WHAT YOU NEED TO DO ::
Repeat the entries exactly but omit the pictures.

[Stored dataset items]
□ □ □ □ □ □ □
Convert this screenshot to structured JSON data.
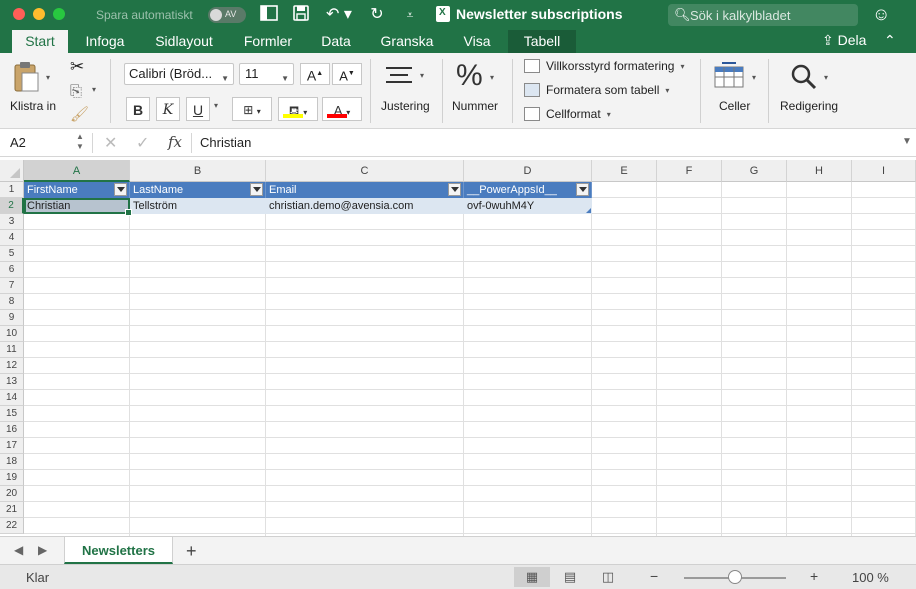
{
  "titlebar": {
    "autosave_label": "Spara automatiskt",
    "autosave_state": "AV",
    "doc_title": "Newsletter subscriptions",
    "search_placeholder": "Sök i kalkylbladet"
  },
  "tabs": [
    "Start",
    "Infoga",
    "Sidlayout",
    "Formler",
    "Data",
    "Granska",
    "Visa",
    "Tabell"
  ],
  "active_tab": "Start",
  "share_label": "Dela",
  "ribbon": {
    "paste_label": "Klistra in",
    "font_name": "Calibri (Bröd...",
    "font_size": "11",
    "bold": "B",
    "italic": "K",
    "underline": "U",
    "alignment_label": "Justering",
    "number_label": "Nummer",
    "conditional_formatting": "Villkorsstyrd formatering",
    "format_as_table": "Formatera som tabell",
    "cell_styles": "Cellformat",
    "cells_label": "Celler",
    "editing_label": "Redigering",
    "accent": "#217346",
    "highlight_color": "#ffff00",
    "font_color": "#ff0000"
  },
  "formula_bar": {
    "name_box": "A2",
    "fx": "fx",
    "value": "Christian"
  },
  "grid": {
    "columns": [
      "A",
      "B",
      "C",
      "D",
      "E",
      "F",
      "G",
      "H",
      "I"
    ],
    "rows": [
      "1",
      "2",
      "3",
      "4",
      "5",
      "6",
      "7",
      "8",
      "9",
      "10",
      "11",
      "12",
      "13",
      "14",
      "15",
      "16",
      "17",
      "18",
      "19",
      "20",
      "21",
      "22"
    ],
    "table_headers": [
      "FirstName",
      "LastName",
      "Email",
      "__PowerAppsId__"
    ],
    "table_row": [
      "Christian",
      "Tellström",
      "christian.demo@avensia.com",
      "ovf-0wuhM4Y"
    ],
    "table_header_color": "#4a7cbf",
    "table_row_color": "#dce6f1"
  },
  "sheets": {
    "active": "Newsletters"
  },
  "statusbar": {
    "status": "Klar",
    "zoom": "100 %",
    "zoom_fraction": 0.5
  }
}
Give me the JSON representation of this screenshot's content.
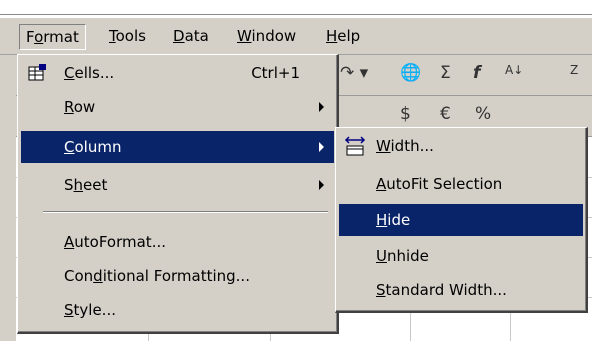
{
  "menubar": {
    "items": [
      {
        "pre": "F",
        "ul": "o",
        "post": "rmat"
      },
      {
        "pre": "",
        "ul": "T",
        "post": "ools"
      },
      {
        "pre": "",
        "ul": "D",
        "post": "ata"
      },
      {
        "pre": "",
        "ul": "W",
        "post": "indow"
      },
      {
        "pre": "",
        "ul": "H",
        "post": "elp"
      }
    ]
  },
  "format_menu": {
    "cells": {
      "pre": "",
      "ul": "C",
      "post": "ells...",
      "accel": "Ctrl+1",
      "icon": "format-cells-icon"
    },
    "row": {
      "pre": "",
      "ul": "R",
      "post": "ow"
    },
    "column": {
      "pre": "",
      "ul": "C",
      "post": "olumn"
    },
    "sheet": {
      "pre": "S",
      "ul": "h",
      "post": "eet"
    },
    "autoformat": {
      "pre": "",
      "ul": "A",
      "post": "utoFormat..."
    },
    "conditional": {
      "pre": "Con",
      "ul": "d",
      "post": "itional Formatting..."
    },
    "style": {
      "pre": "",
      "ul": "S",
      "post": "tyle..."
    }
  },
  "column_submenu": {
    "width": {
      "pre": "",
      "ul": "W",
      "post": "idth...",
      "icon": "column-width-icon"
    },
    "autofit": {
      "pre": "",
      "ul": "A",
      "post": "utoFit Selection"
    },
    "hide": {
      "pre": "",
      "ul": "H",
      "post": "ide"
    },
    "unhide": {
      "pre": "",
      "ul": "U",
      "post": "nhide"
    },
    "standard": {
      "pre": "",
      "ul": "S",
      "post": "tandard Width..."
    }
  },
  "colors": {
    "highlight": "#0a246a",
    "face": "#d4d0c8"
  }
}
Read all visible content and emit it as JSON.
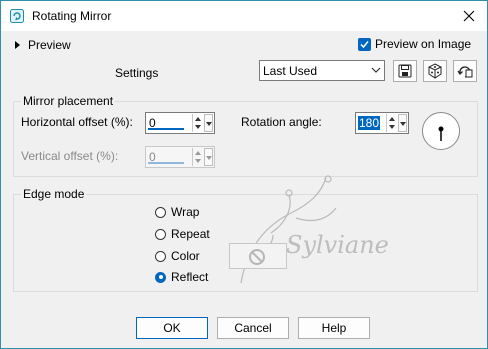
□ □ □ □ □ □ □
SOLUTION FOR THIS TASK ::
Convert this screenshot to structured JSON data.
{
  "titlebar": {
    "autosave_label": "Spara automatiskt",
    "autosave_state": "AV",
    "doc_title": "Newsletter subscriptions",
    "search_placeholder": "Sök i kalkylbladet"
  },
  "tabs": [
    "Start",
    "Infoga",
    "Sidlayout",
    "Formler",
    "Data",
    "Granska",
    "Visa",
    "Tabell"
  ],
  "active_tab": "Start",
  "share_label": "Dela",
  "ribbon": {
    "paste_label": "Klistra in",
    "font_name": "Calibri (Bröd...",
    "font_size": "11",
    "bold": "B",
    "italic": "K",
    "underline": "U",
    "alignment_label": "Justering",
    "number_label": "Nummer",
    "conditional_formatting": "Villkorsstyrd formatering",
    "format_as_table": "Formatera som tabell",
    "cell_styles": "Cellformat",
    "cells_label": "Celler",
    "editing_label": "Redigering",
    "accent": "#217346",
    "highlight_color": "#ffff00",
    "font_color": "#ff0000"
  },
  "formula_bar": {
    "name_box": "A2",
    "fx": "fx",
    "value": "Christian"
  },
  "grid": {
    "columns": [
      "A",
      "B",
      "C",
      "D",
      "E",
      "F",
      "G",
      "H",
      "I"
    ],
    "rows": [
      "1",
      "2",
      "3",
      "4",
      "5",
      "6",
      "7",
      "8",
      "9",
      "10",
      "11",
      "12",
      "13",
      "14",
      "15",
      "16",
      "17",
      "18",
      "19",
      "20",
      "21",
      "22"
    ],
    "table_headers": [
      "FirstName",
      "LastName",
      "Email",
      "__PowerAppsId__"
    ],
    "table_row": [
      "Christian",
      "Tellström",
      "christian.demo@avensia.com",
      "ovf-0wuhM4Y"
    ],
    "table_header_color": "#4a7cbf",
    "table_row_color": "#dce6f1"
  },
  "sheets": {
    "active": "Newsletters"
  },
  "statusbar": {
    "status": "Klar",
    "zoom": "100 %",
    "zoom_fraction": 0.5
  }
}
Give me the JSON representation of this screenshot's content.
{
  "menubar": {
    "items": [
      {
        "pre": "F",
        "ul": "o",
        "post": "rmat"
      },
      {
        "pre": "",
        "ul": "T",
        "post": "ools"
      },
      {
        "pre": "",
        "ul": "D",
        "post": "ata"
      },
      {
        "pre": "",
        "ul": "W",
        "post": "indow"
      },
      {
        "pre": "",
        "ul": "H",
        "post": "elp"
      }
    ]
  },
  "format_menu": {
    "cells": {
      "pre": "",
      "ul": "C",
      "post": "ells...",
      "accel": "Ctrl+1",
      "icon": "format-cells-icon"
    },
    "row": {
      "pre": "",
      "ul": "R",
      "post": "ow"
    },
    "column": {
      "pre": "",
      "ul": "C",
      "post": "olumn"
    },
    "sheet": {
      "pre": "S",
      "ul": "h",
      "post": "eet"
    },
    "autoformat": {
      "pre": "",
      "ul": "A",
      "post": "utoFormat..."
    },
    "conditional": {
      "pre": "Con",
      "ul": "d",
      "post": "itional Formatting..."
    },
    "style": {
      "pre": "",
      "ul": "S",
      "post": "tyle..."
    }
  },
  "column_submenu": {
    "width": {
      "pre": "",
      "ul": "W",
      "post": "idth...",
      "icon": "column-width-icon"
    },
    "autofit": {
      "pre": "",
      "ul": "A",
      "post": "utoFit Selection"
    },
    "hide": {
      "pre": "",
      "ul": "H",
      "post": "ide"
    },
    "unhide": {
      "pre": "",
      "ul": "U",
      "post": "nhide"
    },
    "standard": {
      "pre": "",
      "ul": "S",
      "post": "tandard Width..."
    }
  },
  "colors": {
    "highlight": "#0a246a",
    "face": "#d4d0c8"
  }
}
Read all visible content and emit it as JSON.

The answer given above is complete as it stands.